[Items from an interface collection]
-- -- --

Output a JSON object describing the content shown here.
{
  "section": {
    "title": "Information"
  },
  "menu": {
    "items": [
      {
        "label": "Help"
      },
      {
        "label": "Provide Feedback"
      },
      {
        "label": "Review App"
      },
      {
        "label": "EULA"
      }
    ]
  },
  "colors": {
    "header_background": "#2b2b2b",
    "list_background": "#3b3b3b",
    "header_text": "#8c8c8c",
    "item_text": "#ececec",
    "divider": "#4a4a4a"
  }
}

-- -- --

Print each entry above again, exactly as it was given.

Output a JSON object describing the content shown here.
{
  "section": {
    "title": "Information"
  },
  "menu": {
    "items": [
      {
        "label": "Help"
      },
      {
        "label": "Provide Feedback"
      },
      {
        "label": "Review App"
      },
      {
        "label": "EULA"
      }
    ]
  },
  "colors": {
    "header_background": "#2b2b2b",
    "list_background": "#3b3b3b",
    "header_text": "#8c8c8c",
    "item_text": "#ececec",
    "divider": "#4a4a4a"
  }
}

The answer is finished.